We are very excited to host two writers working at the intersection of the natural/human world for a night of conversation about rewilding, trees, and every day ecology.
Joining us from Knepp Castle in Sussex is Isabella Tree, whose new book, Wilding: Returning Nature to Our Farm was listed as one of the "Ten Best Science Books of 2018" by Smithsonian Magazine.
And joining us from NY, where he is the founder of Urban Arborists, is William Bryant Logan, whose lastest book, Sprout Lands, unravels the long history of human interaction with trees.
For many years Isabella Tree and Charlie Burrell struggled to make a go as farmers, doing everything they could to make the heavy clay soils of their farm at Knepp in West Sussex as productive as possible, while rarely succeeding in making a profit. By 2000, facing bankruptcy, the couple decided they would try something new. They would hand their 3,500 acres, farmed for centuries, even millennia, back to nature. They would let it go wild.
This was no simple matter. What form did the land have before it took on the one that human beings gave it? The answer to that question was controversial and required real, and fascinating, research. The land had once been open to whole hosts of animals that had since been prevented from running wild, if not killed off or made extinct. These animals had been crucial actors in the landscape and its ecology, and how were they, or their likes, to be reintroduced? And finally there were the neighbors, often appalled at the sight of once tidy fields now running riot with what they considered dangerous weeds.
The experiment, however, was a success.

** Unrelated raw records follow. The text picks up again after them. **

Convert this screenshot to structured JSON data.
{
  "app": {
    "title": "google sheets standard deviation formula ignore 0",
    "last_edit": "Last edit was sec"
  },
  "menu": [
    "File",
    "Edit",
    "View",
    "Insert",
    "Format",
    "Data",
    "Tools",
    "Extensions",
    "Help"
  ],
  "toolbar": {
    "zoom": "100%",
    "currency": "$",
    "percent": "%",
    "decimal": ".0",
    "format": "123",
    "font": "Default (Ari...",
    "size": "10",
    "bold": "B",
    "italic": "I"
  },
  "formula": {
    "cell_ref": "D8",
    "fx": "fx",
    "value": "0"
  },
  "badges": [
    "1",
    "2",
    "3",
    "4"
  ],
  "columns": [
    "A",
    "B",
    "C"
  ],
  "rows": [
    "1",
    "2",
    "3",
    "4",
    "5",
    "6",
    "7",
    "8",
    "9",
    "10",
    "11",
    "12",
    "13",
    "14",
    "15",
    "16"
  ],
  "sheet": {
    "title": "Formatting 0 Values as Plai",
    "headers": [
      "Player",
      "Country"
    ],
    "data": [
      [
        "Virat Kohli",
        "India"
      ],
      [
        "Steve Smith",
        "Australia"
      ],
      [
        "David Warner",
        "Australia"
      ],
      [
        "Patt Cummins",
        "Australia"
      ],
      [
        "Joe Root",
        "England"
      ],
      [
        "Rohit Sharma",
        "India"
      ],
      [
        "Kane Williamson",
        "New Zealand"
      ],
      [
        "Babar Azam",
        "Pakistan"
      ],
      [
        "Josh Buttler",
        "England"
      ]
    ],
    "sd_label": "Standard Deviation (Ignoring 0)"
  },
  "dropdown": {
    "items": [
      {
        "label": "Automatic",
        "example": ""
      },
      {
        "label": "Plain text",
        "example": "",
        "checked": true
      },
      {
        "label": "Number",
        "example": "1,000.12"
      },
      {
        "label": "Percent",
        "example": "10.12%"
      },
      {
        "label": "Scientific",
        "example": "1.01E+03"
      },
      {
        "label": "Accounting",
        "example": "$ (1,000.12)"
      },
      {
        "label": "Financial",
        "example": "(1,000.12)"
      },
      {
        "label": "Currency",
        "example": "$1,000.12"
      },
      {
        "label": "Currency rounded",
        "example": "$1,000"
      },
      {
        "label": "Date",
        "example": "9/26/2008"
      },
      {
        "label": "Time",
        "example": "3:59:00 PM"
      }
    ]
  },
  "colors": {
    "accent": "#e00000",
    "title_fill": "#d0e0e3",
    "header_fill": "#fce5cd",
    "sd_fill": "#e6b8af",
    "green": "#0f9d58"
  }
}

With minimal human intervention, and with herds of free-roaming animals stimulating new habitats, Knepp is now full of new life. Rare species such as turtledoves, peregrine falcons, and purple emperor butterflies breed there. The fabled English nightingale, heard less and less in modern times, sings again.
The Knepp project has become a leading light for conservation in the United Kingdom, demonstrating how letting nature take its course can revive both the land and wildlife, reversing the cataclysmic declines in biodiversity that challenge Britain and the world. The story of rewilding Knepp points the way to a richer future—a countryside that benefits farming, nature, and us. Wilding is an inspiring story of hope.
About Sprout Lands
Once, farmers knew how to make a living hedge and fed their flocks on tree-branch hay. Rural people knew how to prune hazel to foster abundance: both of edible nuts, and of straight, strong, flexible rods for bridges, walls, and baskets. Townspeople cut their beeches to make charcoal to fuel ironworks. Shipwrights shaped oaks to make hulls. No place could prosper without its inhabitants knowing how to cut their trees so they would sprout again.
Pruning the trees didn't destroy them. Rather, it created the healthiest, most sustainable and most diverse woodlands that we have ever known. In this journey from the English fens to Spain, Japan, and California, William Bryant Logan rediscovers what was once an everyday ecology. He offers us both practical knowledge about how to live with trees to mutual benefit and hope that humans may again learn what the persistence and generosity of trees can teach.
About Isabella Tree
Isabella Tree is an award-winning author and travel writer, and the manager of the Knepp Wildland Project, along with her husband, Charlie. She has contributed to National Geographic, Granta, The Sunday Times, and The Observer, and her articles have been chosen for The Best American Travel Writing and Reader’s Digest Today’s Best Nonfiction. Tree is the author of several books, including The Living Goddess and The Bird Man. She lives in England.
About William Logan
William Bryant Logan is the author of Sprout Lands, Oak, Air and Dirt, the last of which was made into an award-winning documentary. He is on the faculty of the New York Botanical Garden. He has spent the last three decades working in trees. He is a certified arborist, and founder and president of Urban Arborists, Inc., a Brooklyn-based tree company. Logan has won numerous Quill and Trowel Awards from the Garden Writers of America, and was a contributing editor to House Beautiful, House and Garden, and Garden Design magazines, as well as a regular garden writer for the New York Times. He won a 2012 Senior Scholar Award from the New York State chapter of the International Society of Arboriculture (ISA), as well as a True Professional of Arboriculture award from the international ISA. He also won an NEH grant to translate Calderón de la Barca and has published many translations from the Spanish, including the work of García Lorca, Ramón del Valle Inclán, and Calderón.